  • If you choose URL, enter the address of the target page in the text box

  • If you choose Pre-existing pages, select the target page from the list of pre-existing pages.

  1. Next, add the audiences you want to include in your experiment.

You can combine multiple audiences in your experiment using AND and OR conditions. For example, you can target the experiment to visitors who qualify for the "Social Butterflies" audience AND the "Luxury Travelers" audience; a visitor must qualify for both to be included in the experiment. Or you can target the experiment to ("Social Butterflies" AND "Luxury Travelers") OR 5x Buyers. In this case, a visitor only needs to meet one set of qualifications or the other to enter the experiment.

  1. You also have the option to add the metrics that measure success for your experiment. Either create a metric from an existing event, or create a new event for the experiment.

  2. The final step in creating a multivariate experiment is to name each section and add as many variations as you need for each of them. Then set the traffic allocations for each variation.

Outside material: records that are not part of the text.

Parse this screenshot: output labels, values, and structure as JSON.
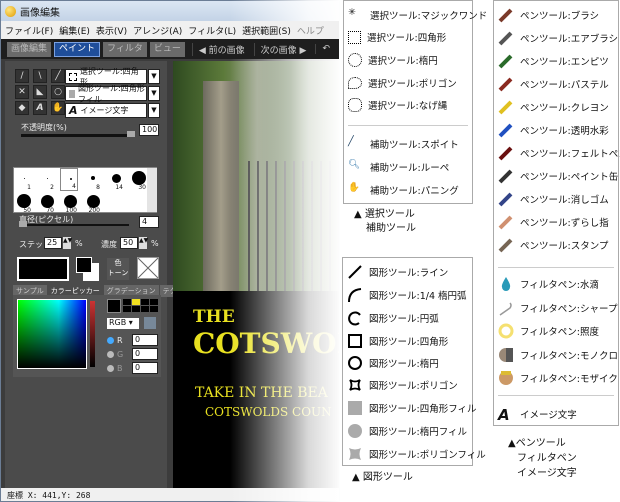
{
  "window": {
    "title": "画像編集"
  },
  "menu": [
    "ファイル(F)",
    "編集(E)",
    "表示(V)",
    "アレンジ(A)",
    "フィルタ(L)",
    "選択範囲(S)",
    "ヘルプ"
  ],
  "toolbar": {
    "tabs": [
      "画像編集",
      "ペイント",
      "フィルタ",
      "ビュー"
    ],
    "active": "ペイント",
    "prev": "◀ 前の画像",
    "next": "次の画像 ▶"
  },
  "panel": {
    "tool_selects": [
      "選択ツール:四角形",
      "図形ツール:四角形フィル",
      "イメージ文字"
    ],
    "opacity_label": "不透明度(%)",
    "opacity_value": "100",
    "opacity_fraction": 1.0,
    "brush_sizes": [
      "1",
      "2",
      "4",
      "8",
      "14",
      "30",
      "50",
      "70",
      "100",
      "200"
    ],
    "diameter_label": "直径(ピクセル)",
    "diameter_value": "4",
    "step_label": "ステップ",
    "step_value": "25",
    "density_label": "濃度",
    "density_value": "50",
    "pct": "%",
    "tone_button": "色\nトーン",
    "tabs": [
      "サンプル",
      "カラーピッカー",
      "グラデーション",
      "テクスチャ"
    ],
    "active_tab": "カラーピッカー",
    "color_mode": "RGB",
    "channels": [
      {
        "label": "R",
        "value": "0"
      },
      {
        "label": "G",
        "value": "0"
      },
      {
        "label": "B",
        "value": "0"
      }
    ]
  },
  "canvas": {
    "line1": "THE",
    "line2": "COTSWOLDS",
    "line3": "TAKE IN THE BEA",
    "line4": "COTSWOLDS COUN"
  },
  "status": "座標 X: 441,Y: 268",
  "select_menu": {
    "items": [
      "選択ツール:マジックワンド",
      "選択ツール:四角形",
      "選択ツール:楕円",
      "選択ツール:ポリゴン",
      "選択ツール:なげ縄",
      "補助ツール:スポイト",
      "補助ツール:ルーペ",
      "補助ツール:パニング"
    ],
    "caption1": "▲ 選択ツール",
    "caption2": "補助ツール"
  },
  "shape_menu": {
    "items": [
      "図形ツール:ライン",
      "図形ツール:1/4 楕円弧",
      "図形ツール:円弧",
      "図形ツール:四角形",
      "図形ツール:楕円",
      "図形ツール:ポリゴン",
      "図形ツール:四角形フィル",
      "図形ツール:楕円フィル",
      "図形ツール:ポリゴンフィル"
    ],
    "caption": "▲ 図形ツール"
  },
  "pen_menu": {
    "pens": [
      "ペンツール:ブラシ",
      "ペンツール:エアブラシ",
      "ペンツール:エンピツ",
      "ペンツール:パステル",
      "ペンツール:クレヨン",
      "ペンツール:透明水彩",
      "ペンツール:フェルトペン",
      "ペンツール:ペイント缶",
      "ペンツール:消しゴム",
      "ペンツール:ずらし指",
      "ペンツール:スタンプ"
    ],
    "filters": [
      "フィルタペン:水滴",
      "フィルタペン:シャープ",
      "フィルタペン:照度",
      "フィルタペン:モノクロ",
      "フィルタペン:モザイク"
    ],
    "text": "イメージ文字",
    "caption1": "▲ペンツール",
    "caption2": "フィルタペン",
    "caption3": "イメージ文字"
  },
  "colors": {
    "accent": "#1f4e9a",
    "sign_text": "#e8e020"
  }
}
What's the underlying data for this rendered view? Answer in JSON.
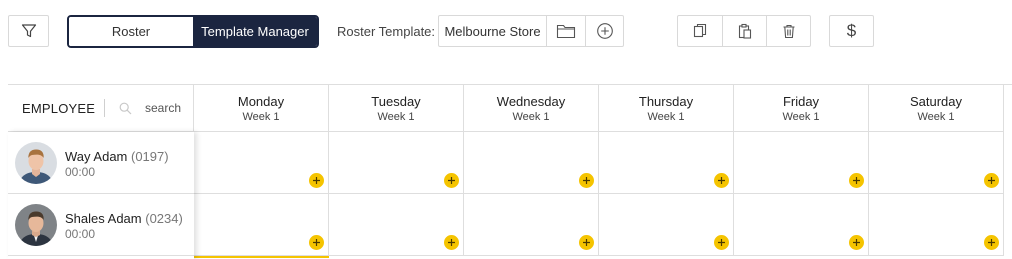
{
  "toolbar": {
    "filter_icon": "filter-icon",
    "view_toggle": [
      {
        "label": "Roster",
        "active": false
      },
      {
        "label": "Template Manager",
        "active": true
      }
    ],
    "template_label": "Roster Template:",
    "template_value": "Melbourne Store",
    "template_icons": [
      "folder-icon",
      "add-circle-icon"
    ],
    "action_icons": [
      "copy-icon",
      "paste-icon",
      "trash-icon"
    ],
    "dollar_label": "$"
  },
  "grid": {
    "employee_header": "EMPLOYEE",
    "search_placeholder": "search",
    "days": [
      {
        "name": "Monday",
        "week": "Week 1"
      },
      {
        "name": "Tuesday",
        "week": "Week 1"
      },
      {
        "name": "Wednesday",
        "week": "Week 1"
      },
      {
        "name": "Thursday",
        "week": "Week 1"
      },
      {
        "name": "Friday",
        "week": "Week 1"
      },
      {
        "name": "Saturday",
        "week": "Week 1"
      }
    ],
    "employees": [
      {
        "name": "Way Adam",
        "code": "(0197)",
        "hours": "00:00"
      },
      {
        "name": "Shales Adam",
        "code": "(0234)",
        "hours": "00:00"
      }
    ]
  },
  "colors": {
    "accent_navy": "#1b2540",
    "add_button": "#f5c400",
    "border": "#dedede"
  }
}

The number of possible combinations in a MVT is capped at 64. This works out to, at most, six sections with two variations each (2^6, or 2x2x2x2x2x2). You should also bear in mind that as the number of combinations in a MVT increases, the amount of traffic going to each one decreases, and results take longer to achieve.

Edit variations

Once your experiment is set up, you can access your variations from either the Sections or Combinations tabs. The Sections tab displays a complete list of the sections you created for your experiment, along with all the variations contained within each one. Just click on the name of the variation or the Edit button to view and update the variation within the Visual Editor.

You can view the actual outputted combinations themselves from within the Combinations tab. Just click on the name of the combination you want to view to open it in the Visual Editor.

Change traffic allocation

You can adjust the amount of traffic allocated to each variation; however, bear in mind that this will affect the amount of traffic delivered to each combination.

To determine the percentage of traffic allocated to a particular combination, Optimizely multiplies each of the variations' percentages together. For example, in a two-variation combination, if Variation 1 has a traffic allocation of 50% in section 1 and Variation 2 has an allocation of 25%, the total traffic allocation for that specific combination will be 12.5% (.50 x .25 = .125).

Currently, Optimizely tests every combination of variations against all the other potential combinations. This is known as the full factorial approach, which has the advantage of being the most rigorous. The drawback of full factorial is that it requires higher levels of traffic to generate a significant result.

Future releases will include the ability to employ a partial factorial approach, in which you can run tests that involve only certain combinations (for example, you can prevent testing a blue button against a blue background). You will also be able to set up your own test layouts, like Taguchi templates that mix variations in specific ways that ensure equal representation, but do not require all combinations to actually be generated. The advantage of partial factorial is that you can test far fewer combinations than full factorial, while still enjoying many of the same benefits.

Additionally, future releases will also enable auto allocation of traffic between combinations, so that you can find the most effective combination even more quickly.


Results for an MVT work like a typical experiment, with data gathered for each of the combinations.

MVT results are reported at the combination level. In the future, these results will also roll up at the section level, so you can analyze how each variation in a section performed against the others, summing up across all the combinations it appears in.

Multivariate testing FAQs

Can I link MVTs to ideas within Program Management?

Not yet; however, that capability will be included in a future release.

Are MVTs available in Full Stack?

Currently, MVT is only generally available for Optimizely Web. We are beta testing MVT for Full Stack as part of variables in Feature Management.